■ WHAT YOU NEED TO DO
Pull out every line below that contains the word "network".

++++++++++++++++++++

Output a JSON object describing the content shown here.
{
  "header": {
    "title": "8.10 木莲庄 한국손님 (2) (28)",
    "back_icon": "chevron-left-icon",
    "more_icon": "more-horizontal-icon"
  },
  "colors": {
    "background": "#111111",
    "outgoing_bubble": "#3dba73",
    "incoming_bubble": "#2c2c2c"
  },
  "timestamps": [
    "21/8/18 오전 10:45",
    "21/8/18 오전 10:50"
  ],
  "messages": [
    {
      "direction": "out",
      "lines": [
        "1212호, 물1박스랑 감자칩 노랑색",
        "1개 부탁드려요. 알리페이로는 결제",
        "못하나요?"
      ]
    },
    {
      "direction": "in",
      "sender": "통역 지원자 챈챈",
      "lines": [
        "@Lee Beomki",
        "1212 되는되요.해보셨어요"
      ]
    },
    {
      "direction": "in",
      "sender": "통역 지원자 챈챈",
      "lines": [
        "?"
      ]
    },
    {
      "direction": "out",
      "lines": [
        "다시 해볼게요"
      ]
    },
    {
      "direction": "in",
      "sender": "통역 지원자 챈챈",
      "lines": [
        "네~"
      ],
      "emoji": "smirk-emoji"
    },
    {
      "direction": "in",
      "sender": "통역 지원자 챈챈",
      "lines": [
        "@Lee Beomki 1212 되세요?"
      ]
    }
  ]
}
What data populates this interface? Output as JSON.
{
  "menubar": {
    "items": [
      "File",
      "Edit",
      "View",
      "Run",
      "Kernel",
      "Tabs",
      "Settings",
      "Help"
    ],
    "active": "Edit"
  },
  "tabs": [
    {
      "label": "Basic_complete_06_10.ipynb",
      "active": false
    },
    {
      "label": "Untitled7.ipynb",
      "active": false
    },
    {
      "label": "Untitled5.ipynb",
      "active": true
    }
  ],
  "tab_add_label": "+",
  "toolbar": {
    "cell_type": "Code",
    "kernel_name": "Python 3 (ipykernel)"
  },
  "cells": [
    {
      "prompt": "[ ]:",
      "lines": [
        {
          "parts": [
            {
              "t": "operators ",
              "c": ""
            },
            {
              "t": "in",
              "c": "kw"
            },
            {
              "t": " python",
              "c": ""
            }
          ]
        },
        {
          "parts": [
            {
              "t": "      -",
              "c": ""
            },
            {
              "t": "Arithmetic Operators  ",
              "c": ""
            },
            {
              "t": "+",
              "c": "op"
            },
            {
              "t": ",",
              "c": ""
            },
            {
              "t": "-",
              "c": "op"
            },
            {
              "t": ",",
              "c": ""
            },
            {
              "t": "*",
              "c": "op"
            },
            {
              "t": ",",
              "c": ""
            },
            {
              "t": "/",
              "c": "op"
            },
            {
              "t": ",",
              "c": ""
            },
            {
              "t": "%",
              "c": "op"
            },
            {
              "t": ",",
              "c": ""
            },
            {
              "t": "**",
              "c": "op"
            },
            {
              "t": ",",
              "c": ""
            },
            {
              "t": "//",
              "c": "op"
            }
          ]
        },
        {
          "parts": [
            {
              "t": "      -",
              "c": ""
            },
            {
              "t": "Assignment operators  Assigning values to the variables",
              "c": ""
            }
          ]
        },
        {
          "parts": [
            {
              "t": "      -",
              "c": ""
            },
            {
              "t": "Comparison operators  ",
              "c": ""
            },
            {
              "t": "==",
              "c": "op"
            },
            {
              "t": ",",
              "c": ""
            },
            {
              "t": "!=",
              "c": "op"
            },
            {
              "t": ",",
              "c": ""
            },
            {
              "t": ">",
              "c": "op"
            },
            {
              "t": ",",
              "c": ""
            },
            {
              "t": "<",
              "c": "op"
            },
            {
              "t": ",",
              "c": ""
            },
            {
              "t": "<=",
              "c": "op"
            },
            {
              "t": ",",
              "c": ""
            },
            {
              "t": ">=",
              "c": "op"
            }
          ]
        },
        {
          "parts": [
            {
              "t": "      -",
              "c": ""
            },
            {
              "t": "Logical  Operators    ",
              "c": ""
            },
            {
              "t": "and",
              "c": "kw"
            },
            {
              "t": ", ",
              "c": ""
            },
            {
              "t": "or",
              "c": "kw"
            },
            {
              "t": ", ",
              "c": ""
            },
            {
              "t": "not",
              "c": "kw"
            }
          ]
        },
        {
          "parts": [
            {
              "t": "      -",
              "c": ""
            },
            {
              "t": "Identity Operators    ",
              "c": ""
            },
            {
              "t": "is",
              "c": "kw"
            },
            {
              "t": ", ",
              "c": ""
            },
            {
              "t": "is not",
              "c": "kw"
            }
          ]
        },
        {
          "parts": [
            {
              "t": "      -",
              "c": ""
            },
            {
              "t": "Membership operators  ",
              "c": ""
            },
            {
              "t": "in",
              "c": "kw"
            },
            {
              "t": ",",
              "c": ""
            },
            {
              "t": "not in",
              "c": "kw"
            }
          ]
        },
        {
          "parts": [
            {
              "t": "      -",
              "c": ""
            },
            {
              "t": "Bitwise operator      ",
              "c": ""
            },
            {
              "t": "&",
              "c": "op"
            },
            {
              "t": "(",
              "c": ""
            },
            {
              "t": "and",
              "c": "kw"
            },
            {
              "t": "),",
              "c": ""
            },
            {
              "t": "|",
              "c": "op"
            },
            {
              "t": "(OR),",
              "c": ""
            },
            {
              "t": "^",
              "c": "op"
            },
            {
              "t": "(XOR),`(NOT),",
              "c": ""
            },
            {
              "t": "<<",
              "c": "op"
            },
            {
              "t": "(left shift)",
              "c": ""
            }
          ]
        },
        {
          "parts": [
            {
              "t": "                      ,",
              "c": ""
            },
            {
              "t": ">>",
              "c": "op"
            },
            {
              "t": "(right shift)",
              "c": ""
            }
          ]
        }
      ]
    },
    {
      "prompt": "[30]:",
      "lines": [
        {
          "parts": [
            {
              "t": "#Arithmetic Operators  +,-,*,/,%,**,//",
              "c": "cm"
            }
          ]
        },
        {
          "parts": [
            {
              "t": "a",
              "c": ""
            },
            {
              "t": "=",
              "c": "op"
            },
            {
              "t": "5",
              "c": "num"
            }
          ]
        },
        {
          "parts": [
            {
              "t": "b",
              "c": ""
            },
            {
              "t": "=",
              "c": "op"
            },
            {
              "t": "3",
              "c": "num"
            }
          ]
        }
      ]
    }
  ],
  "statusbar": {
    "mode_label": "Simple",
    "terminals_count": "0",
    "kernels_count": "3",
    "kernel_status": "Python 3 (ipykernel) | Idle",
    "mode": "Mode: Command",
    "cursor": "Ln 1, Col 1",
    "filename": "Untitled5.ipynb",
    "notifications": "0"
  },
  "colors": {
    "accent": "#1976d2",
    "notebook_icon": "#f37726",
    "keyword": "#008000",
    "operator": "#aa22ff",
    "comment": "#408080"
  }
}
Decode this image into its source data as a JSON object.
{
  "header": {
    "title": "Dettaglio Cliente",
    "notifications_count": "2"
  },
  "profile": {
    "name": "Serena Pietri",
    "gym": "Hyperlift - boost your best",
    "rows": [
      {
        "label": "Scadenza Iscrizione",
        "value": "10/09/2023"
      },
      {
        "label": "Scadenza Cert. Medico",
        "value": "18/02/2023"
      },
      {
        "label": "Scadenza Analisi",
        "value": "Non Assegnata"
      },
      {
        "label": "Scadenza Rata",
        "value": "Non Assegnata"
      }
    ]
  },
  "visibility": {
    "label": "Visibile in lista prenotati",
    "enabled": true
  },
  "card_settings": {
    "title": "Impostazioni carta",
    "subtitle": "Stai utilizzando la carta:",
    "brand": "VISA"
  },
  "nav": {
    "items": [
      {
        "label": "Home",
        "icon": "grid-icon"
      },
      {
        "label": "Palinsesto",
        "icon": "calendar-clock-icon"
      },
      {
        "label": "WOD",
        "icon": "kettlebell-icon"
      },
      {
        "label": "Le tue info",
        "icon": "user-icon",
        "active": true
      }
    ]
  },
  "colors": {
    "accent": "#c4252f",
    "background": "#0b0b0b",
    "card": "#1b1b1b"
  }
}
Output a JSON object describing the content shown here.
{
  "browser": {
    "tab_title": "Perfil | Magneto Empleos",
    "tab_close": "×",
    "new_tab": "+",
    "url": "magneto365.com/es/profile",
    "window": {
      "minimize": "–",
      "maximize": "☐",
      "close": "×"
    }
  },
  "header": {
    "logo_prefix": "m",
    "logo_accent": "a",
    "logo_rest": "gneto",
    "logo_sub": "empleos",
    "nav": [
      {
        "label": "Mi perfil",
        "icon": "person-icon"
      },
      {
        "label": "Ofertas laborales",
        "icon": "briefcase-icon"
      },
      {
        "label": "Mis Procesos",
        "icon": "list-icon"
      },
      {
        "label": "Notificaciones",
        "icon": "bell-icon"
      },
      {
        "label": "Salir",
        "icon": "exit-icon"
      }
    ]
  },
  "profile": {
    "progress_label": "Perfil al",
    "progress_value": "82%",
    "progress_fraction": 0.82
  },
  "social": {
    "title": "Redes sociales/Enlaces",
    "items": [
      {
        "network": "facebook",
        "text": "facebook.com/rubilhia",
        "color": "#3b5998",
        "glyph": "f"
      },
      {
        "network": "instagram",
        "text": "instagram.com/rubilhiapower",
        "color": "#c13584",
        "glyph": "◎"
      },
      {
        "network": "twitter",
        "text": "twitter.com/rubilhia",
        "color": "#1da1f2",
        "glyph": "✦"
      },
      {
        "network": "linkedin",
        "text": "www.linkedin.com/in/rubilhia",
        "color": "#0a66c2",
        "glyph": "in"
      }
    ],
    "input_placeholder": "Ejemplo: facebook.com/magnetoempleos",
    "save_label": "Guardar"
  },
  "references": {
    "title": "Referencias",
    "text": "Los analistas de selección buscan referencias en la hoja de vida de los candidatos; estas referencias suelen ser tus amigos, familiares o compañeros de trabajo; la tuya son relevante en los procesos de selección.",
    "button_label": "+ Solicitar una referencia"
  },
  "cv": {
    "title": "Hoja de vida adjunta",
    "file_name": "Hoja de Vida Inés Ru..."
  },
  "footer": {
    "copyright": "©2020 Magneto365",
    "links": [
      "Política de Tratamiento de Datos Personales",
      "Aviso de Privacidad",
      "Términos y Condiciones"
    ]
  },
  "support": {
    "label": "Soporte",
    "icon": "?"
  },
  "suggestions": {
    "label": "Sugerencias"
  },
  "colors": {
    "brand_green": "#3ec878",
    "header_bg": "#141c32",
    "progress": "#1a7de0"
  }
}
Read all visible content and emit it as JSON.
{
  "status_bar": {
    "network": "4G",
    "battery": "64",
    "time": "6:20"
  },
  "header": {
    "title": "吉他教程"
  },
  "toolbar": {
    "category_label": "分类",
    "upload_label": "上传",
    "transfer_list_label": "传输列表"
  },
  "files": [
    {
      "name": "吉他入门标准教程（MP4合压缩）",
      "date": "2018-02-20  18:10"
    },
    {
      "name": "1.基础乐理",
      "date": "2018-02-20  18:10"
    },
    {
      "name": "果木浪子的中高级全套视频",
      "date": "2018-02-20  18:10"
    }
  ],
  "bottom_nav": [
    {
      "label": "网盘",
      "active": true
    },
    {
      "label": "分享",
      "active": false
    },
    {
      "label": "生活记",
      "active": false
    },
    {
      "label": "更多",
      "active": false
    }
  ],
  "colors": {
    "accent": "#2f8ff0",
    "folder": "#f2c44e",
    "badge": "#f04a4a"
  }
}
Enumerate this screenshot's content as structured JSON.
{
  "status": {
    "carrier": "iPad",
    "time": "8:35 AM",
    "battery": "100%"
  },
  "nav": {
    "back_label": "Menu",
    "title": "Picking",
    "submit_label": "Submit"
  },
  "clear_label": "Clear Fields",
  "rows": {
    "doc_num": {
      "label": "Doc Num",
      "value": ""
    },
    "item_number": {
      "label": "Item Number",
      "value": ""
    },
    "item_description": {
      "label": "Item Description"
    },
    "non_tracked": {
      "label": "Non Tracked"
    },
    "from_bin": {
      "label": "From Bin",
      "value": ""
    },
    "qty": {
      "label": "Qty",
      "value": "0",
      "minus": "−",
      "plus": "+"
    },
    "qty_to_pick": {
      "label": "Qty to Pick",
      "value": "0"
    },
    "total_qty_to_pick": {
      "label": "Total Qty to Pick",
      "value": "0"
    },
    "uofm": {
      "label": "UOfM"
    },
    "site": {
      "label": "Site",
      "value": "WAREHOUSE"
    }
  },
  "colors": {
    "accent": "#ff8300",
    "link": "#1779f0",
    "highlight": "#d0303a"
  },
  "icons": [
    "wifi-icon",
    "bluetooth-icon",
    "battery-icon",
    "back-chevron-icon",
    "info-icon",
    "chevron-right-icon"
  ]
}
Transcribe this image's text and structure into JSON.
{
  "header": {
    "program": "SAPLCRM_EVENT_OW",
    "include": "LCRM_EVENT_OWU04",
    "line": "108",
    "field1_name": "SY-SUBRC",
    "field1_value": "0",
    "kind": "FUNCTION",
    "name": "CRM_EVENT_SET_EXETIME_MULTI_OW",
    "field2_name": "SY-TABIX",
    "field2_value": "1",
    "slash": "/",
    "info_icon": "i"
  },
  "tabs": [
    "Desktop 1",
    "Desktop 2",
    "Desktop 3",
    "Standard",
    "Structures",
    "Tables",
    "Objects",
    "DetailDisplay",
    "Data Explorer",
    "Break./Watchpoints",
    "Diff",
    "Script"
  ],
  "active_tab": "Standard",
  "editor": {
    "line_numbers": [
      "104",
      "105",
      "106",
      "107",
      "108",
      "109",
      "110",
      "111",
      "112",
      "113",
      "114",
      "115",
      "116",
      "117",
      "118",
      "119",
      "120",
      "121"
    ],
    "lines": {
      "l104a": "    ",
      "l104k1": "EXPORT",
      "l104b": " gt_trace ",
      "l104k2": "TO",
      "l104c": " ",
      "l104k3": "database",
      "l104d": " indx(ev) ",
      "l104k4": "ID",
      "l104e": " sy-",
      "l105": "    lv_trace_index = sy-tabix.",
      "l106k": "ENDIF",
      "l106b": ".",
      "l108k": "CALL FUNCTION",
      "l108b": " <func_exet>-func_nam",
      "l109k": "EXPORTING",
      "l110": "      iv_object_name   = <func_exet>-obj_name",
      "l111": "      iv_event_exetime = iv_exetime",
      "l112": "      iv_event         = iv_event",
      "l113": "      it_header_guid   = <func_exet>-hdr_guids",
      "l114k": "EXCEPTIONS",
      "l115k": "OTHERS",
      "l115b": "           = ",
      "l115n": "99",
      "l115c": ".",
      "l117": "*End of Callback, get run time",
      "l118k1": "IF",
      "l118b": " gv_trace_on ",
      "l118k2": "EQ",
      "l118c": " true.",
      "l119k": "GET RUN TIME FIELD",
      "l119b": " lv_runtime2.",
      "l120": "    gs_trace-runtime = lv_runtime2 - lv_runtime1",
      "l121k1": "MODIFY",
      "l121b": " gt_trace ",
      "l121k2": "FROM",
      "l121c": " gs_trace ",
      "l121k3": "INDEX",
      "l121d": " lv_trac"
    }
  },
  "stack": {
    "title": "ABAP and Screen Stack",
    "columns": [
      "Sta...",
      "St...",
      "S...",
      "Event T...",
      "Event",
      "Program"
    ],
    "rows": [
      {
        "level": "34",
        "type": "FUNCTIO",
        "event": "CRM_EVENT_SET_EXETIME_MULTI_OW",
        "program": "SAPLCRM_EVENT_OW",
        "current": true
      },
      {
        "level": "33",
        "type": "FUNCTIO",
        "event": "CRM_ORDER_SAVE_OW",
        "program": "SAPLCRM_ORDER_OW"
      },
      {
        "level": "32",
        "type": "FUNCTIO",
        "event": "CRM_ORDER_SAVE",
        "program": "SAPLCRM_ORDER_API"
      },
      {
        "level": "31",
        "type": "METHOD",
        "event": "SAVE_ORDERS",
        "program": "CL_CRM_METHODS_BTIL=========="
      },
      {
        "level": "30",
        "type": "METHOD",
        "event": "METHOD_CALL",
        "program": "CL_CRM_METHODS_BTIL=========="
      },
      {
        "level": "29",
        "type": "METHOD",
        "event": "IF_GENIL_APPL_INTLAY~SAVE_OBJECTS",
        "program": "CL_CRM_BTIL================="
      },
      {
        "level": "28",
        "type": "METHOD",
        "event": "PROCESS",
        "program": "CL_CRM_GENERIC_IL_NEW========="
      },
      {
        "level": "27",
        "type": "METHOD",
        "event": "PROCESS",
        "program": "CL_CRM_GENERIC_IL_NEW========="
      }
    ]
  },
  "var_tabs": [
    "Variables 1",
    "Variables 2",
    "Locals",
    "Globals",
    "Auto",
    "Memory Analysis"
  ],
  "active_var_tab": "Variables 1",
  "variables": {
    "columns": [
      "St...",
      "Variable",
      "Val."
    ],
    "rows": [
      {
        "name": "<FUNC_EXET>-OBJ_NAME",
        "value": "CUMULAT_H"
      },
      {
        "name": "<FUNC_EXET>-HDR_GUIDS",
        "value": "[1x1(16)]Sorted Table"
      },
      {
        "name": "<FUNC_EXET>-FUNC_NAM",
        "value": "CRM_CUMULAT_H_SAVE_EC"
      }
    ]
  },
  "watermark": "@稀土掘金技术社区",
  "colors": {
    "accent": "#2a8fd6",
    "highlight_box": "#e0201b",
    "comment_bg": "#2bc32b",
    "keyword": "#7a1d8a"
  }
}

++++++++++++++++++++

■ TASK OUTPUT
        "network": "facebook",
        "network": "instagram",
        "network": "twitter",
        "network": "linkedin",
    "network": "4G",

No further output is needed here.